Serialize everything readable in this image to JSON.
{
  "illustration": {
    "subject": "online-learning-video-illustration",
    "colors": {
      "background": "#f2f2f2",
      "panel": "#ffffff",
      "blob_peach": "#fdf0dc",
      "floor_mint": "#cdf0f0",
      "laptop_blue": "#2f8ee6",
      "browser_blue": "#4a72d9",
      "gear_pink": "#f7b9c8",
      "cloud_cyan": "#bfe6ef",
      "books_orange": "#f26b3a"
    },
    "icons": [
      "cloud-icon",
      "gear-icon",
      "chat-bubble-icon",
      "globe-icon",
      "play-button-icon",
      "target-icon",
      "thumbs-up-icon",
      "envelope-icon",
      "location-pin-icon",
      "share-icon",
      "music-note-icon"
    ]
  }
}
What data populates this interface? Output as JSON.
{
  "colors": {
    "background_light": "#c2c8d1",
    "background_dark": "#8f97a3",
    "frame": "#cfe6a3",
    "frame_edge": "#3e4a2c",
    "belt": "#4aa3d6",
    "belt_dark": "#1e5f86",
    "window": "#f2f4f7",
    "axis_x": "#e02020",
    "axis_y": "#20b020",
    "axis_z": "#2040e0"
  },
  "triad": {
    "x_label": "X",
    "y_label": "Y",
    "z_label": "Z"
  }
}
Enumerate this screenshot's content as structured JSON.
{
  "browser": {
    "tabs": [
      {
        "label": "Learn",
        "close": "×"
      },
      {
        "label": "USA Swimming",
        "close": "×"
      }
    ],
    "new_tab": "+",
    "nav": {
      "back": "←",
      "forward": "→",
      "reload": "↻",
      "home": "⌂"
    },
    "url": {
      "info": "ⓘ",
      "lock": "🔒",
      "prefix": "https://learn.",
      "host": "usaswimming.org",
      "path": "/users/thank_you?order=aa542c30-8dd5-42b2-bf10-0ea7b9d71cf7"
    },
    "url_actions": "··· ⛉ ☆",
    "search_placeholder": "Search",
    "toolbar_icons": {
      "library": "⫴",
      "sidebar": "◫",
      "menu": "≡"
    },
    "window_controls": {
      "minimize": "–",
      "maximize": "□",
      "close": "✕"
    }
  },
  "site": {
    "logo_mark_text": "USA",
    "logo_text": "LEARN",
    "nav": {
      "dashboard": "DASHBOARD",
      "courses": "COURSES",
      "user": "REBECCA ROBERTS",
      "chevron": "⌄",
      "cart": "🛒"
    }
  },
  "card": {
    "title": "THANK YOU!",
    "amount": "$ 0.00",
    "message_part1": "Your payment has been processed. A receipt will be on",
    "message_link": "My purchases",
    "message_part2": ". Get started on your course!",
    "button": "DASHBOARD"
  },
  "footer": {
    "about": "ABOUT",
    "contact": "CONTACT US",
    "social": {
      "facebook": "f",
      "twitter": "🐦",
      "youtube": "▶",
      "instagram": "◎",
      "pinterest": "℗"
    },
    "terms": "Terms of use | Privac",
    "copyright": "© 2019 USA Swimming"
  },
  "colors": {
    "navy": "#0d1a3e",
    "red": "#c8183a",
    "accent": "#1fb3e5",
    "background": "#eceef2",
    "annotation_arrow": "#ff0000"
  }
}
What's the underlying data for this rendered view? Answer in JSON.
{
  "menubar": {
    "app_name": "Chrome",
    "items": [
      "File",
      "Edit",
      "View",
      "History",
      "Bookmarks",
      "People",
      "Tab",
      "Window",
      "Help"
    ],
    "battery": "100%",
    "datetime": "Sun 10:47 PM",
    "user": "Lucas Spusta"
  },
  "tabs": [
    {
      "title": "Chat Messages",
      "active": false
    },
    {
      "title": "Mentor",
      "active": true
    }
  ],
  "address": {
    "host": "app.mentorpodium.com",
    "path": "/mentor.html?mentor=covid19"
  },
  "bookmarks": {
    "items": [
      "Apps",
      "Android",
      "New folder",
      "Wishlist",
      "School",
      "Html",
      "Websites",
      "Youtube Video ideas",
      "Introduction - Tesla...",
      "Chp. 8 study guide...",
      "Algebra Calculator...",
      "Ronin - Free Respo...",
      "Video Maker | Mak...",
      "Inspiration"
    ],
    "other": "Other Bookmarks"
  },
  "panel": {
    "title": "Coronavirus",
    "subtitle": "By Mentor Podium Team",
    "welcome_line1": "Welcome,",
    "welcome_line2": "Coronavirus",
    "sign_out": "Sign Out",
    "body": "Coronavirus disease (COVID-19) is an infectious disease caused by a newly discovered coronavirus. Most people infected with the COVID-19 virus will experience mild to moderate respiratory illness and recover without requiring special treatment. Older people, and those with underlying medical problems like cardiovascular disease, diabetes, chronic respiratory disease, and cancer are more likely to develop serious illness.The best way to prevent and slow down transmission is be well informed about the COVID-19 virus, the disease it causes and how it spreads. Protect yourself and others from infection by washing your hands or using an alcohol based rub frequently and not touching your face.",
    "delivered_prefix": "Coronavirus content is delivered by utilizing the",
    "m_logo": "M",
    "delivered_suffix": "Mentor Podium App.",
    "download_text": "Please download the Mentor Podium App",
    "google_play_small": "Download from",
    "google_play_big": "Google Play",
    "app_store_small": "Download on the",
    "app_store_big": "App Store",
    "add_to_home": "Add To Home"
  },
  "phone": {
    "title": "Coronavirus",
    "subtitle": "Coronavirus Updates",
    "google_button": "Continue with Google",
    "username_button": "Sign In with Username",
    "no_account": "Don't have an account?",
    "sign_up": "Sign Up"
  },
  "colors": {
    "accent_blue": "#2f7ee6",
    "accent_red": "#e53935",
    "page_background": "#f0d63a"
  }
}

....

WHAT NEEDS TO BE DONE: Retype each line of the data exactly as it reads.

OUTPUT:
Serialize everything readable in this image to JSON.
{
  "illustration": {
    "subject": "online-learning-video-illustration",
    "colors": {
      "background": "#f2f2f2",
      "panel": "#ffffff",
      "blob_peach": "#fdf0dc",
      "floor_mint": "#cdf0f0",
      "laptop_blue": "#2f8ee6",
      "browser_blue": "#4a72d9",
      "gear_pink": "#f7b9c8",
      "cloud_cyan": "#bfe6ef",
      "books_orange": "#f26b3a"
    },
    "icons": [
      "cloud-icon",
      "gear-icon",
      "chat-bubble-icon",
      "globe-icon",
      "play-button-icon",
      "target-icon",
      "thumbs-up-icon",
      "envelope-icon",
      "location-pin-icon",
      "share-icon",
      "music-note-icon"
    ]
  }
}
What data populates this interface? Output as JSON.
{
  "colors": {
    "background_light": "#c2c8d1",
    "background_dark": "#8f97a3",
    "frame": "#cfe6a3",
    "frame_edge": "#3e4a2c",
    "belt": "#4aa3d6",
    "belt_dark": "#1e5f86",
    "window": "#f2f4f7",
    "axis_x": "#e02020",
    "axis_y": "#20b020",
    "axis_z": "#2040e0"
  },
  "triad": {
    "x_label": "X",
    "y_label": "Y",
    "z_label": "Z"
  }
}
Enumerate this screenshot's content as structured JSON.
{
  "browser": {
    "tabs": [
      {
        "label": "Learn",
        "close": "×"
      },
      {
        "label": "USA Swimming",
        "close": "×"
      }
    ],
    "new_tab": "+",
    "nav": {
      "back": "←",
      "forward": "→",
      "reload": "↻",
      "home": "⌂"
    },
    "url": {
      "info": "ⓘ",
      "lock": "🔒",
      "prefix": "https://learn.",
      "host": "usaswimming.org",
      "path": "/users/thank_you?order=aa542c30-8dd5-42b2-bf10-0ea7b9d71cf7"
    },
    "url_actions": "··· ⛉ ☆",
    "search_placeholder": "Search",
    "toolbar_icons": {
      "library": "⫴",
      "sidebar": "◫",
      "menu": "≡"
    },
    "window_controls": {
      "minimize": "–",
      "maximize": "□",
      "close": "✕"
    }
  },
  "site": {
    "logo_mark_text": "USA",
    "logo_text": "LEARN",
    "nav": {
      "dashboard": "DASHBOARD",
      "courses": "COURSES",
      "user": "REBECCA ROBERTS",
      "chevron": "⌄",
      "cart": "🛒"
    }
  },
  "card": {
    "title": "THANK YOU!",
    "amount": "$ 0.00",
    "message_part1": "Your payment has been processed. A receipt will be on",
    "message_link": "My purchases",
    "message_part2": ". Get started on your course!",
    "button": "DASHBOARD"
  },
  "footer": {
    "about": "ABOUT",
    "contact": "CONTACT US",
    "social": {
      "facebook": "f",
      "twitter": "🐦",
      "youtube": "▶",
      "instagram": "◎",
      "pinterest": "℗"
    },
    "terms": "Terms of use | Privac",
    "copyright": "© 2019 USA Swimming"
  },
  "colors": {
    "navy": "#0d1a3e",
    "red": "#c8183a",
    "accent": "#1fb3e5",
    "background": "#eceef2",
    "annotation_arrow": "#ff0000"
  }
}
What's the underlying data for this rendered view? Answer in JSON.
{
  "menubar": {
    "app_name": "Chrome",
    "items": [
      "File",
      "Edit",
      "View",
      "History",
      "Bookmarks",
      "People",
      "Tab",
      "Window",
      "Help"
    ],
    "battery": "100%",
    "datetime": "Sun 10:47 PM",
    "user": "Lucas Spusta"
  },
  "tabs": [
    {
      "title": "Chat Messages",
      "active": false
    },
    {
      "title": "Mentor",
      "active": true
    }
  ],
  "address": {
    "host": "app.mentorpodium.com",
    "path": "/mentor.html?mentor=covid19"
  },
  "bookmarks": {
    "items": [
      "Apps",
      "Android",
      "New folder",
      "Wishlist",
      "School",
      "Html",
      "Websites",
      "Youtube Video ideas",
      "Introduction - Tesla...",
      "Chp. 8 study guide...",
      "Algebra Calculator...",
      "Ronin - Free Respo...",
      "Video Maker | Mak...",
      "Inspiration"
    ],
    "other": "Other Bookmarks"
  },
  "panel": {
    "title": "Coronavirus",
    "subtitle": "By Mentor Podium Team",
    "welcome_line1": "Welcome,",
    "welcome_line2": "Coronavirus",
    "sign_out": "Sign Out",
    "body": "Coronavirus disease (COVID-19) is an infectious disease caused by a newly discovered coronavirus. Most people infected with the COVID-19 virus will experience mild to moderate respiratory illness and recover without requiring special treatment. Older people, and those with underlying medical problems like cardiovascular disease, diabetes, chronic respiratory disease, and cancer are more likely to develop serious illness.The best way to prevent and slow down transmission is be well informed about the COVID-19 virus, the disease it causes and how it spreads. Protect yourself and others from infection by washing your hands or using an alcohol based rub frequently and not touching your face.",
    "delivered_prefix": "Coronavirus content is delivered by utilizing the",
    "m_logo": "M",
    "delivered_suffix": "Mentor Podium App.",
    "download_text": "Please download the Mentor Podium App",
    "google_play_small": "Download from",
    "google_play_big": "Google Play",
    "app_store_small": "Download on the",
    "app_store_big": "App Store",
    "add_to_home": "Add To Home"
  },
  "phone": {
    "title": "Coronavirus",
    "subtitle": "Coronavirus Updates",
    "google_button": "Continue with Google",
    "username_button": "Sign In with Username",
    "no_account": "Don't have an account?",
    "sign_up": "Sign Up"
  },
  "colors": {
    "accent_blue": "#2f7ee6",
    "accent_red": "#e53935",
    "page_background": "#f0d63a"
  }
}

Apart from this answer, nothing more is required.